In March, news outlets began reporting on pink slime in school lunches. Since then, according to the New York Times, public outrage has been building and petitions have been signed to remove the treated beef. Now many school districts are pulling the plug on pink slime. As a result, some schools are temporarily removing beef items from their menus. Others are phasing out the product and hoping to find some “filler-free” beef. As school districts scramble to find better meat, it’s frustrating to know this type of food is so prevalent in our country.
As an educator, I have never thought the school lunches were quality. In fact, I wouldn’t want to eat the majority of the items offered to kids. Removing pink slime is a step in the right direction. Likewise, I’m glad that districts are deciding to purge their inventories from the low quality beef. However, I think that there are many other foods on the school menu that might not be much better than pink slime.
Part of the reason for the public outrage over the low quality beef was the name: pink slime. Essentially, the slime is beef scraps treated with ammonia. With the distasteful name and the media coverage, people starting thinking about what was in the beef. However, I’m still wondering what is in the chicken? Are the students eating sugar-laden chocolate milk for breakfast? Is there high fructose corn syrup in the muffins? Why are french fries considered a vegetable?

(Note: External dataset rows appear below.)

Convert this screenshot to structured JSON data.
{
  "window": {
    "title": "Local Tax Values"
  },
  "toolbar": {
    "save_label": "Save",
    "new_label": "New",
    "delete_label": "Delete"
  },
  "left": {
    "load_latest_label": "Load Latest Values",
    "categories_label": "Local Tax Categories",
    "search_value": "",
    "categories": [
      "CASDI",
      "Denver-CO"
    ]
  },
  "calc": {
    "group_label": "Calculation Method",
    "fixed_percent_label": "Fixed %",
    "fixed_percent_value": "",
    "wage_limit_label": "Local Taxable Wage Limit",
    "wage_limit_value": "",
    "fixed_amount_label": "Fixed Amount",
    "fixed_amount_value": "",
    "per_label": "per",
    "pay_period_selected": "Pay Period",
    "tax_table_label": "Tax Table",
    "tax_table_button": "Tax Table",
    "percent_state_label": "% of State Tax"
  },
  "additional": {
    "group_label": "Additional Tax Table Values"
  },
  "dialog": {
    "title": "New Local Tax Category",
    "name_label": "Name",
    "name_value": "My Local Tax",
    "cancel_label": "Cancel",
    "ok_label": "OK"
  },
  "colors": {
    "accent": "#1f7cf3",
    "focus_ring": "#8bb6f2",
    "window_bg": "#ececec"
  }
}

As a teacher, I know that what children eat plays a role in how they perform at school. I’ve seen children come to school with a frozen hot pocket for breakfast. For recess, a snack might consist of soda and chips. For lunch, I’ve seen many of my students eat chicken nuggets and throw away their apple. High sugar and low nutrient diets leave kids tired and unmotivated to learn. It’s hard to teach kids who don’t have a healthy lifestyle. As an educator, I can bring in fresh fruit and vegetables for parties and lessons. However, it is the school lunches that I am really worried about.
Luckily, the government has created some programs to put healthier items on the school lunch menu. Shows like Jaime Oliver’s Food Revolution have raised awareness about unhealthy items in school lunches and at home. I am thrilled to hear about some schools putting fresh and even organic fare on their menus.
The odd thing is that the pink slime incident was recent. Even more disturbing is the idea that the USDA were the ones distributing the low-quality beef. This shows that we have long way to go before many schools can call their school lunches healthy. Yes, I’m happy pink slime is being removed from some school lunches. I’ll be even happier when the tomato sauce on the processed pizza is not considered a serving of vegetables.
What would you do if you knew ammonia treated beef scraps were being used to make items on your child’s school lunch?
Bidgood, Jess ‘Pink Slime’ Losing Place on School Lunch Menus nytimes.com